Conversation with the Artist: 2PM
LOS ANGELES, CA - LA Artcore presents the work of two artists who have strong ties to both the United States and Europe, in their lives trading continents. They also have a shared an interest in blending concept and construction.
Ros Cross is a transplant from England, who studied at the Royal College of Art before becoming a Californian for life. Her life as an artist has undergone a number of transformations, marked by a steady progress of shifts in medium and concept. Starting with soft form sculptures and resin work in the late 1970’s, including her Pancake, Butter & Bacon sculpture, a commentary on food consumption, that managed to become famous in the world of great quilts. Her early phase focused on materials, employing the humble and everyday to effect a tension of change. After many years designing landscapes pulled her creativity, she resumed her studio practice in 2007.
The artist explains that her work has transformed into something entirely different, deeply employing geometry, now holding in consideration the fundamental elements of drawing - point, line, and plane – sensible to the mind, as a working view on fundamental reality. Geometry in itself is clearly spotted in her monoprints. It may be that her familiarity with the patterns and actions involved with working the outside environment shows itself by using overt physical marks, such as the strident wave forms and interference patterns in her drawings and especially the steady sweeping arcs and murmurations of color in her paintings. There’s a bit of cheek in the bright colors she applies to simple, directly functional concrete castings, that seem to act like a thread tracing back through all the turns of direction in her interest in immateriality.

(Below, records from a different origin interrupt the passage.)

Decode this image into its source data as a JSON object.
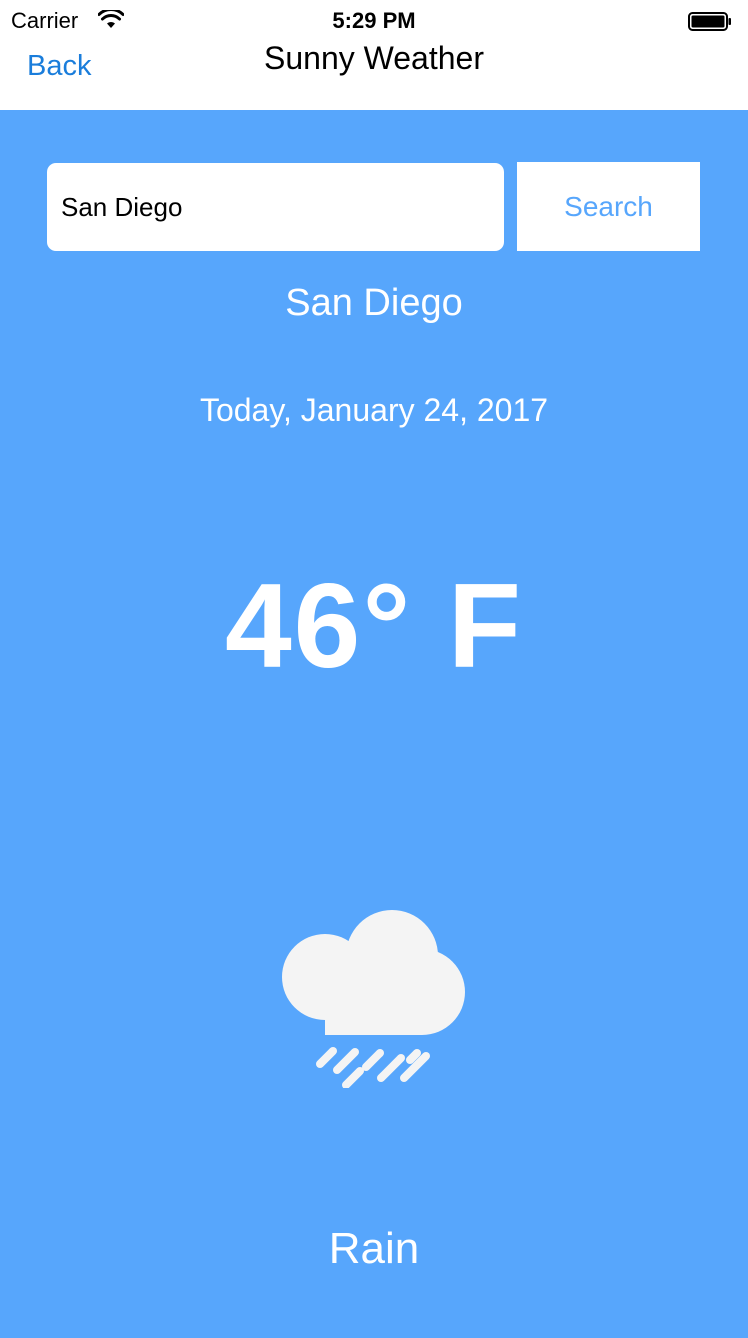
{
  "status_bar": {
    "carrier": "Carrier",
    "time": "5:29 PM",
    "wifi_icon": "wifi-icon",
    "battery_icon": "battery-icon"
  },
  "nav": {
    "back_label": "Back",
    "title": "Sunny Weather"
  },
  "search": {
    "value": "San Diego",
    "button_label": "Search"
  },
  "weather": {
    "city": "San Diego",
    "date": "Today, January 24, 2017",
    "temperature": "46° F",
    "condition": "Rain",
    "icon": "rain-cloud-icon"
  },
  "colors": {
    "background": "#57a6fc",
    "nav_tint": "#1a7ddb",
    "text_on_background": "#ffffff"
  }
}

Regarding Liz Bachhuber, it is a rare distinction to exhibit the work of such an energetic, productive sculptor. The array of works are displays of an inherently intuitive ability for system surfing, floating a strength of imagination along with it. Each work is as various as it is signature in its levity. Reviewing her strong catalog shows work that has consistently held a steady balance between full presence as a maker while presenting a vehicle for the delivery of language. From Milwaukee, Wisconsin, she transplanted to Germany in the culturally intense year of 1979. Starting with a Fulbright to attend the Art Academy in Dusseldorf, she would eventually become professor of sculpture at the Bauhaus University in Weimar. The country’s art scene became her adopted home and found her valuable.
Her work is a blend of subtle construction with literary, philosophic intensity, a firm voice alongside a concern for a clear form. The artist’s work is generous in its offering of intelligence for the sake of communication between parties. Natural and human made elements combine, revealing glimpses of an elegant sense of line. Previews of the specific work being brought to Artcore by this valuable international art educator suggest glow and frost, bark and transparency, textural details like glass and hose lengths married to wood, links between open passageways and sealed nodes.

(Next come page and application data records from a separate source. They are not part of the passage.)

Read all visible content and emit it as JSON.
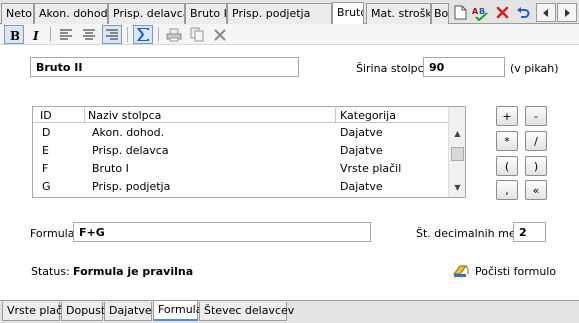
{
  "top_tabs": [
    {
      "label": "Neto"
    },
    {
      "label": "Akon. dohod."
    },
    {
      "label": "Prisp. delavca"
    },
    {
      "label": "Bruto I"
    },
    {
      "label": "Prisp. podjetja"
    },
    {
      "label": "Bruto II"
    },
    {
      "label": "Mat. stroški"
    },
    {
      "label": "Bo"
    }
  ],
  "active_tab": "Bruto II",
  "column_name": "Bruto II",
  "column_width": {
    "label": "Širina stolpca",
    "value": "90",
    "unit": "(v pikah)"
  },
  "list": {
    "headers": {
      "id": "ID",
      "name": "Naziv stolpca",
      "category": "Kategorija"
    },
    "rows": [
      {
        "id": "D",
        "name": "Akon. dohod.",
        "category": "Dajatve"
      },
      {
        "id": "E",
        "name": "Prisp. delavca",
        "category": "Dajatve"
      },
      {
        "id": "F",
        "name": "Bruto I",
        "category": "Vrste plačil"
      },
      {
        "id": "G",
        "name": "Prisp. podjetja",
        "category": "Dajatve"
      }
    ]
  },
  "operators": [
    "+",
    "-",
    "*",
    "/",
    "(",
    ")",
    ",",
    "«"
  ],
  "formula": {
    "label": "Formula",
    "value": "F+G"
  },
  "decimals": {
    "label": "Št. decimalnih mest",
    "value": "2"
  },
  "status": {
    "label": "Status:",
    "value": "Formula je pravilna"
  },
  "clear_formula_label": "Počisti formulo",
  "bottom_tabs": [
    {
      "label": "Vrste plačil"
    },
    {
      "label": "Dopust"
    },
    {
      "label": "Dajatve"
    },
    {
      "label": "Formula"
    },
    {
      "label": "Števec delavcev"
    }
  ],
  "active_bottom_tab": "Formula",
  "colors": {
    "accent": "#4d8fd6",
    "delete_red": "#d42020",
    "sigma_blue": "#1f5fbf"
  }
}
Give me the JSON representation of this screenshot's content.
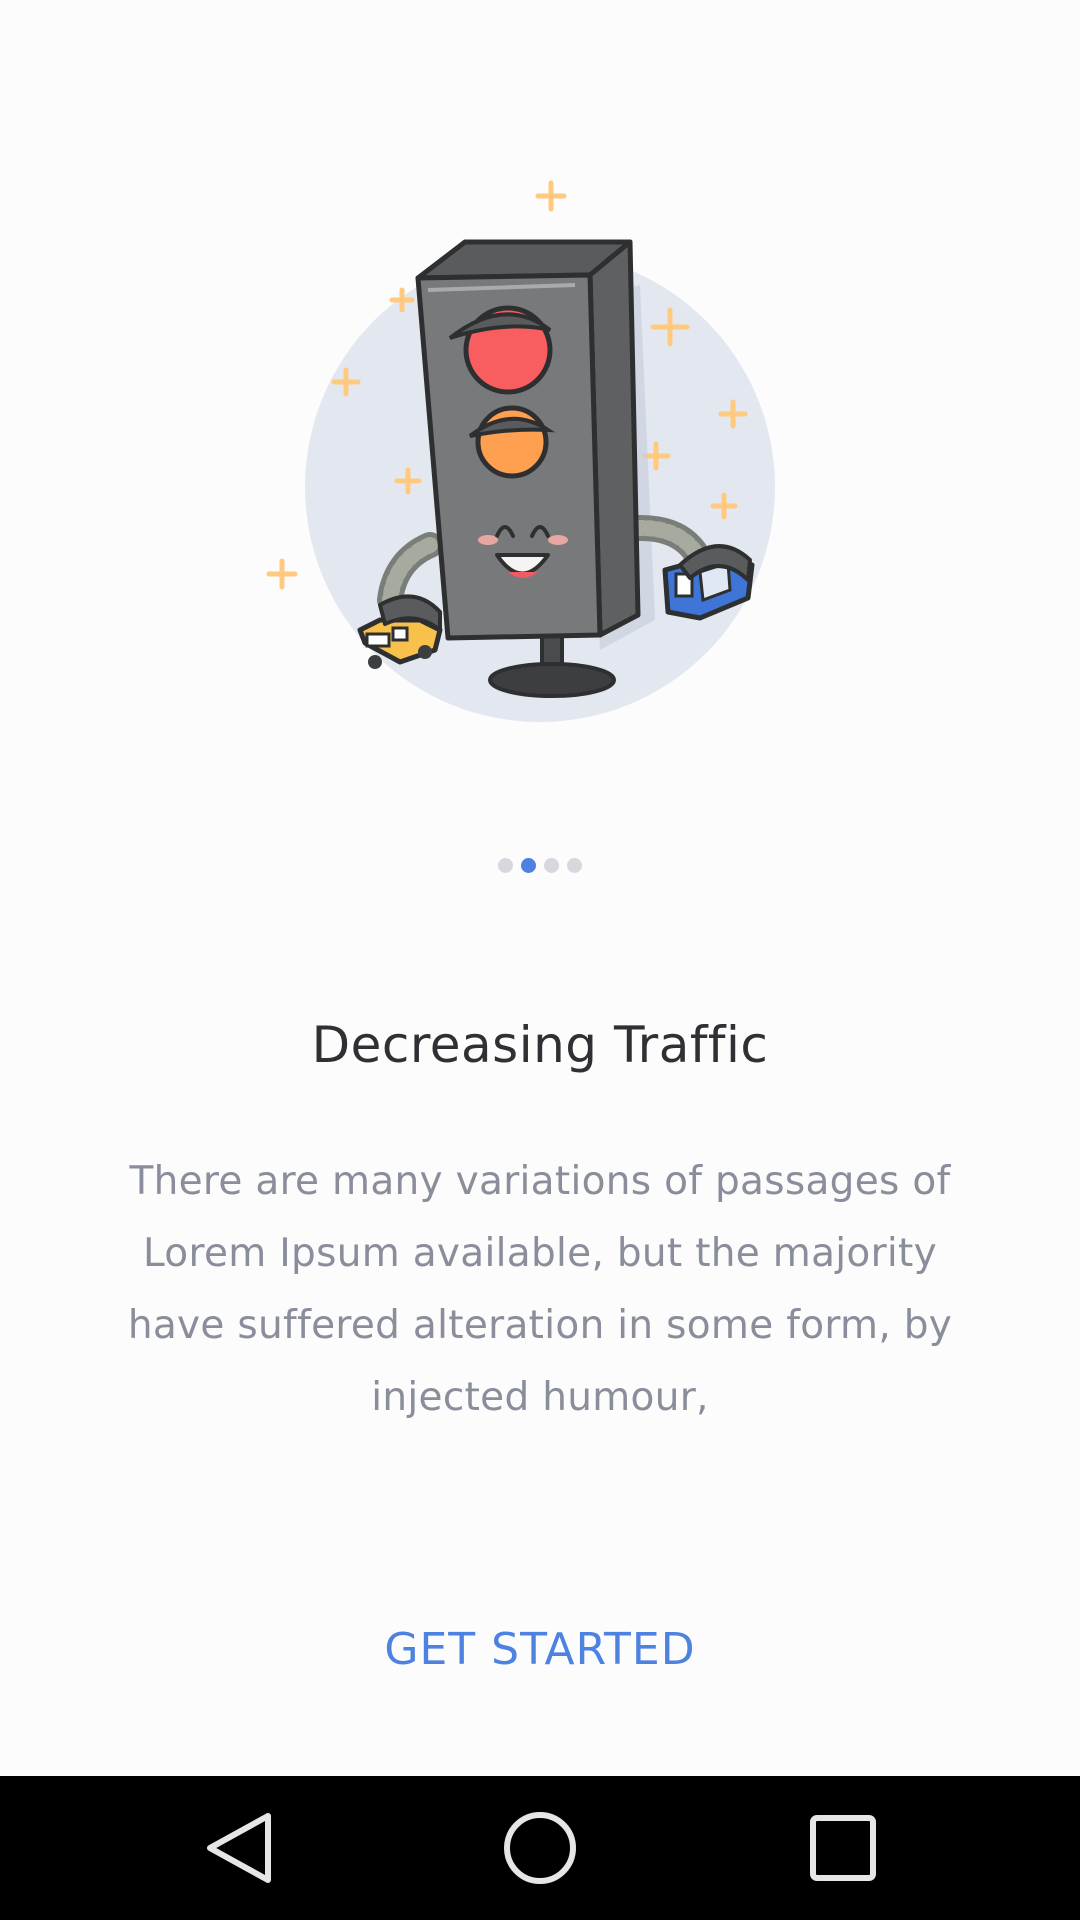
{
  "onboarding": {
    "title": "Decreasing Traffic",
    "description": "There are many variations of passages of Lorem Ipsum available, but the majority have suffered alteration in some form, by injected humour,",
    "cta_label": "GET STARTED",
    "page_count": 4,
    "active_page": 2
  },
  "illustration": {
    "subject": "traffic-light-mascot",
    "colors": {
      "background_circle": "#e3e8f0",
      "sparkle": "#ffc97e",
      "light_red": "#f85e5f",
      "light_orange": "#ffa050",
      "body": "#78797b",
      "car_yellow": "#f7c14b",
      "car_blue": "#3e75d6"
    }
  },
  "colors": {
    "accent": "#4d82e0",
    "title": "#2f3034",
    "body_text": "#8a8e9b",
    "dot_inactive": "#d6d8dd"
  },
  "system_nav": {
    "back_icon": "back-triangle-icon",
    "home_icon": "home-circle-icon",
    "recents_icon": "recents-square-icon"
  }
}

The artist produces layered interactions: bold elements in the sculpture, directed conversation with the viewer, in tension all to itself for having an aspect of beauty. The work as a result possesses being, at once urban and rustic, as though she were creating not objects of meaning, but a kind of subtle form of life in a container. The works could almost be imagined to be naturally occurring, as though it could be found in state for the human. Bachhuber writes in her text for the series Changed Nature, one of two named branches that divided her practice from the start (along with Domestic Passions): “Sublimities are not conjured up, rather, we are reminded of natural beauty.” There is at once a reminder and an anchor in the interplay that makes life: “When branches merge with inscribed paper, nature is encoded.”
Concerned with connections, and creating them between elements, Liz Bachhuber offers us a refreshing and poetic way of seeing. With Ros Cross, both women emphasize that producing visible dedication to their practices is nothing to do with the preciousness of the materials employed, and throughout our lives we very ordinarily, regularly encounter materials that can be used as voice, with their placement forming physical extensions of the mind.